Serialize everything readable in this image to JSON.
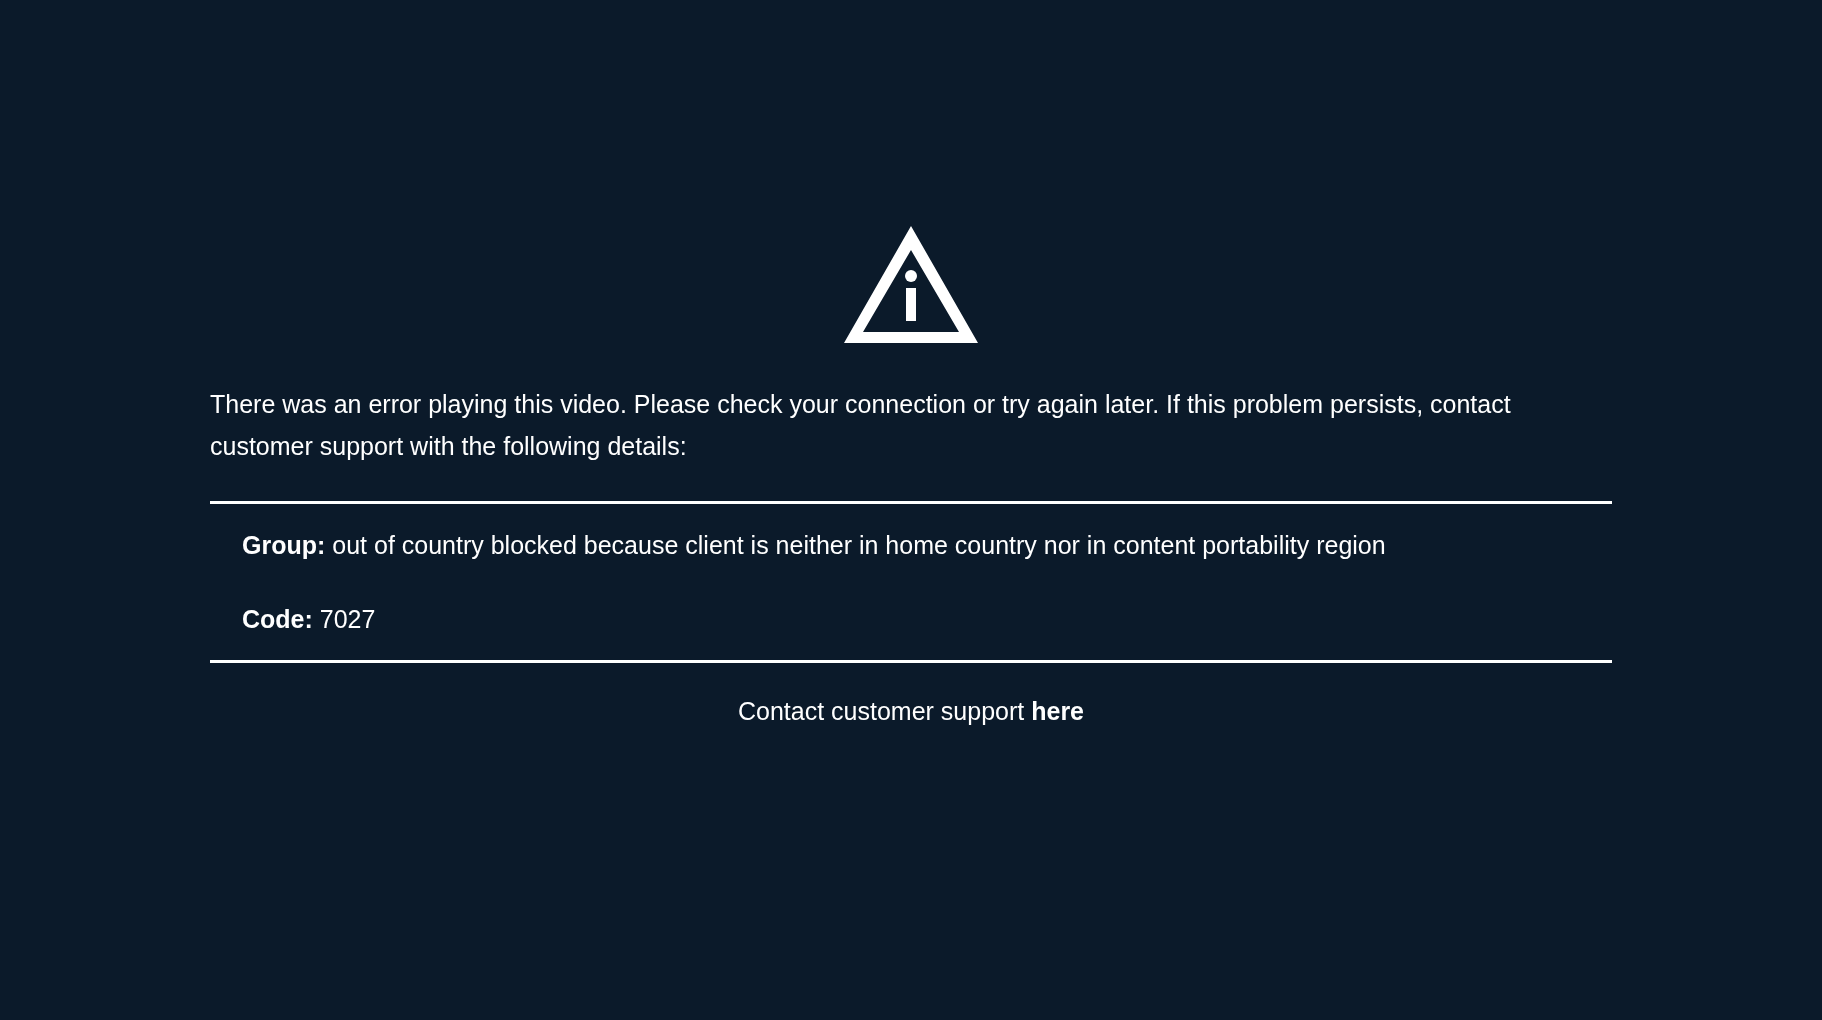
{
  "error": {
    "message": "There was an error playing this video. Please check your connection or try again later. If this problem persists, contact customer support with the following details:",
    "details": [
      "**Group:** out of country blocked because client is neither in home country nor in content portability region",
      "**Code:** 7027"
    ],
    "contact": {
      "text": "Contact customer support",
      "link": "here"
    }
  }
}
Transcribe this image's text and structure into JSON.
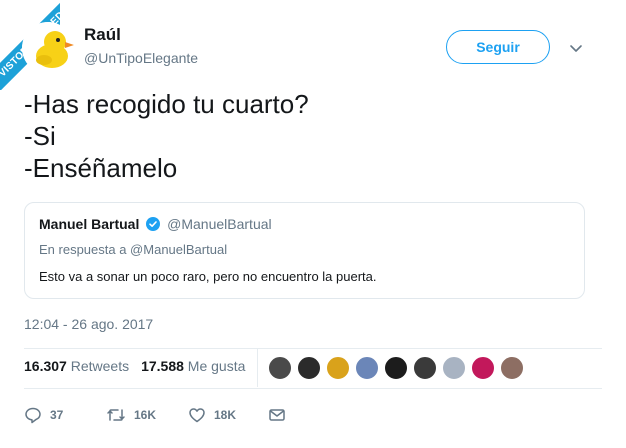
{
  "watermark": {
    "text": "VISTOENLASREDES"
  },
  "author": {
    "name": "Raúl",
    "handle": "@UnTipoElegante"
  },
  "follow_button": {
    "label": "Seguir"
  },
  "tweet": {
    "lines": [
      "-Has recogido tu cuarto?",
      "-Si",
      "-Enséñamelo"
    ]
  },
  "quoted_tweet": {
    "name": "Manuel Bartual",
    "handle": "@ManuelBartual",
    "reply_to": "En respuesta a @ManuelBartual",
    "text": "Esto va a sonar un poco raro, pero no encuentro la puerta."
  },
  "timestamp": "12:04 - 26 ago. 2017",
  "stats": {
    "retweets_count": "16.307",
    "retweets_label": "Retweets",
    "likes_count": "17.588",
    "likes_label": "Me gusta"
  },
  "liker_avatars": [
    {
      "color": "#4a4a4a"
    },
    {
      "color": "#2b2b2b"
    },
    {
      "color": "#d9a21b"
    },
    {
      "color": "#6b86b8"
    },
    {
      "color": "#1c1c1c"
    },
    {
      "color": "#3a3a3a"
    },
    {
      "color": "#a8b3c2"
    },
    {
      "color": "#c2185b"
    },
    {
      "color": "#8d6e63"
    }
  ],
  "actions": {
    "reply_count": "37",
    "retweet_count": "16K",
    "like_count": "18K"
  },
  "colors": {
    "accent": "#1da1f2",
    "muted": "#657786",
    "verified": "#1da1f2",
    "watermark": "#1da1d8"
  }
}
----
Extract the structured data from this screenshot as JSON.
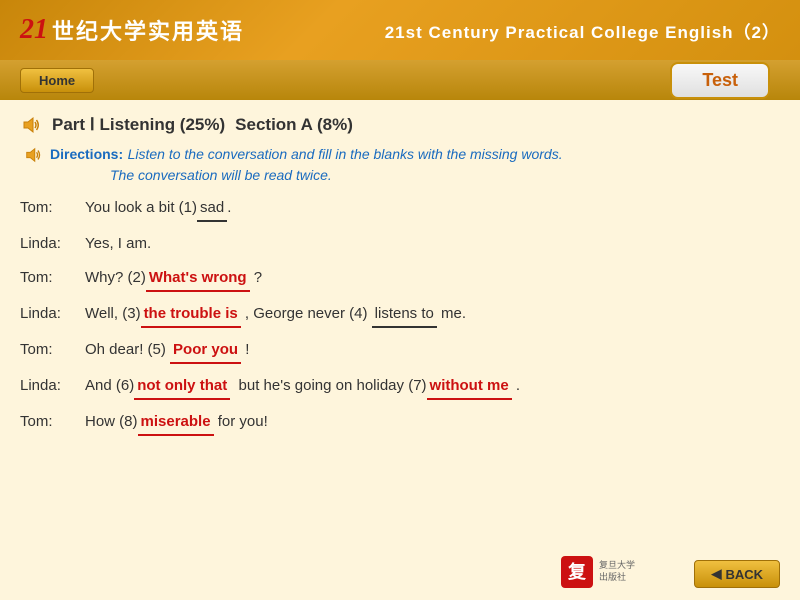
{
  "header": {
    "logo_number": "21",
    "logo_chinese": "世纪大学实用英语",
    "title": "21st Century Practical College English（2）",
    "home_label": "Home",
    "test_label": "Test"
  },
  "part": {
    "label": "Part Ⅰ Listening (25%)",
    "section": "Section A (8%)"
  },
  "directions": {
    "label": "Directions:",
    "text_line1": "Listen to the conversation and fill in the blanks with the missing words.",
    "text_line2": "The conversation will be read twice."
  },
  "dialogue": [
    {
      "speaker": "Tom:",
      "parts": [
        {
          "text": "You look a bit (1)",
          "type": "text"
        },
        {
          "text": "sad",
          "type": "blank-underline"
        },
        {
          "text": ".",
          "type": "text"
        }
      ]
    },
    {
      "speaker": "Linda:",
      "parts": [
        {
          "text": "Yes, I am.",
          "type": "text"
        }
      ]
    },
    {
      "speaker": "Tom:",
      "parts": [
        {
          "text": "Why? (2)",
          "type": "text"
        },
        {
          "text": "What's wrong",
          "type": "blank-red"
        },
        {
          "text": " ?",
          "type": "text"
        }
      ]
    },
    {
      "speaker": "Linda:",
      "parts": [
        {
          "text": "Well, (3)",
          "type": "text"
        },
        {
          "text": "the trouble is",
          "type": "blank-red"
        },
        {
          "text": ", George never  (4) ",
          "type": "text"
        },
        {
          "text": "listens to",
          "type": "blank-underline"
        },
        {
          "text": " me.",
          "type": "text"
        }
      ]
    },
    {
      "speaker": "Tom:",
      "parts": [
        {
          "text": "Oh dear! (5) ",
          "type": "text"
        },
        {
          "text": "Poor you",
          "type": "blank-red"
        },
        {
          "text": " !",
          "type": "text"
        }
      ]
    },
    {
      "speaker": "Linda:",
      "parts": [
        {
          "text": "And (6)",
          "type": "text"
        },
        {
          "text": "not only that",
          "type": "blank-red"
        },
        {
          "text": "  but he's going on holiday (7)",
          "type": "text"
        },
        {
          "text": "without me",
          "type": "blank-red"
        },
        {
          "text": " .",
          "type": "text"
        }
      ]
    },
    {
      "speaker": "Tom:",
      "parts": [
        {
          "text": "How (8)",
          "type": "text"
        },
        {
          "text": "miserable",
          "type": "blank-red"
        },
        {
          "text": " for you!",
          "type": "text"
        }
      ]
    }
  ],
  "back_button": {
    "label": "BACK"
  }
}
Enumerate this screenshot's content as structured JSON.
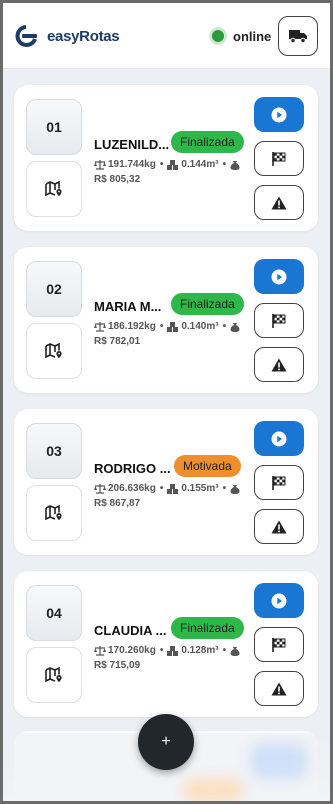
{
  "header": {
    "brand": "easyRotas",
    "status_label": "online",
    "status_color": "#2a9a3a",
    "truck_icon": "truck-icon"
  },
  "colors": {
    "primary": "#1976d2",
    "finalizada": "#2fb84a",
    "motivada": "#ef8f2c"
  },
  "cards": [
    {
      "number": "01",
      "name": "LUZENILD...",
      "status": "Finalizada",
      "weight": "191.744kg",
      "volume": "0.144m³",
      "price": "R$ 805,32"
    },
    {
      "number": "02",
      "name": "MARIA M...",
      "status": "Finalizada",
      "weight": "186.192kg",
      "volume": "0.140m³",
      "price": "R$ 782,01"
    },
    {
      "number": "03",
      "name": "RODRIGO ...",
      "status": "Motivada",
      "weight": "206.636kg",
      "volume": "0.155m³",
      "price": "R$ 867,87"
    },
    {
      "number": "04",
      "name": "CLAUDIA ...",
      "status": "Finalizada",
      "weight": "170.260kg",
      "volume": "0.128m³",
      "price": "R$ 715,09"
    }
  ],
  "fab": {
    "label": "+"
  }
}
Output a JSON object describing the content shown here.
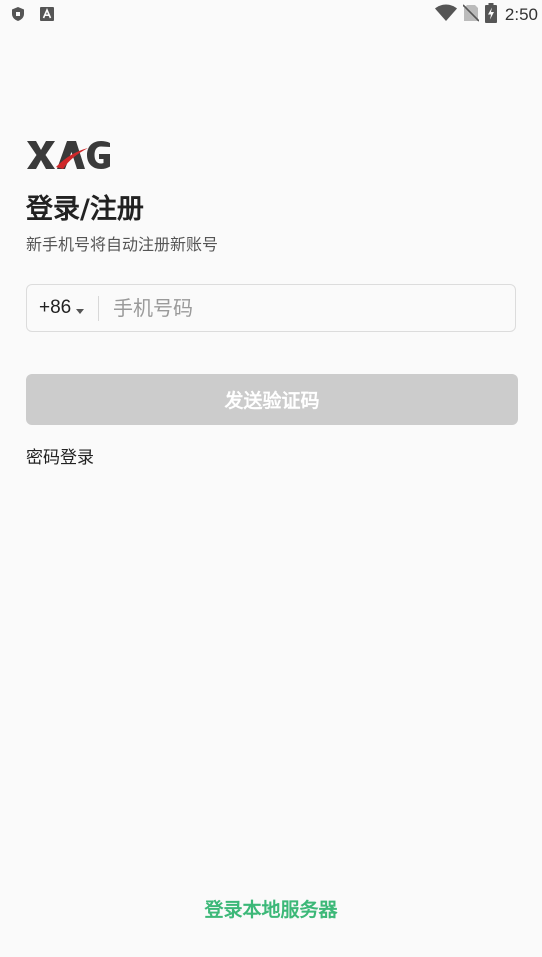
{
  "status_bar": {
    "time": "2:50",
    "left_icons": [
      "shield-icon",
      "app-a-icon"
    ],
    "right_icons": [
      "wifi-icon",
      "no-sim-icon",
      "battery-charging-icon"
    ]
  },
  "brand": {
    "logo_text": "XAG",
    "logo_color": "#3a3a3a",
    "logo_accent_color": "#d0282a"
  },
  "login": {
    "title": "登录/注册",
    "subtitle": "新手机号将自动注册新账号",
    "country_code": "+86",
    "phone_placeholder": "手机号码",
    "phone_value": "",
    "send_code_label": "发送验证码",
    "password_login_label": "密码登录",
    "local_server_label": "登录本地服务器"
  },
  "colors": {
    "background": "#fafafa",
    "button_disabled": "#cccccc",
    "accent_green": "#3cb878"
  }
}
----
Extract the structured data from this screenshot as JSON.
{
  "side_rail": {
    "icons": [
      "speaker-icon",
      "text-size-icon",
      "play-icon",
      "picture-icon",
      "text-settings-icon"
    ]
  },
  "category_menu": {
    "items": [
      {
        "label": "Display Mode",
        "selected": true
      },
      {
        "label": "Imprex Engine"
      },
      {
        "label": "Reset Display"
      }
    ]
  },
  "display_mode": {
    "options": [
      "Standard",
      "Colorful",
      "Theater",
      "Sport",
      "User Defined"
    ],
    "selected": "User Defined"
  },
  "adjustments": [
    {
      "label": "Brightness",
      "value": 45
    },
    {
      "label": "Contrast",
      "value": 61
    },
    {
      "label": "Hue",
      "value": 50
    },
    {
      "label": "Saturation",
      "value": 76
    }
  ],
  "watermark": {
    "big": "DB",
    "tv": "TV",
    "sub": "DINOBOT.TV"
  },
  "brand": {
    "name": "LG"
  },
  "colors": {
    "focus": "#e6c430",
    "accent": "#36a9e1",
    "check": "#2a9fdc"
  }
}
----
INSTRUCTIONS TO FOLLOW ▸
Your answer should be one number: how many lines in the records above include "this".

ANSWER SECTION ▸
6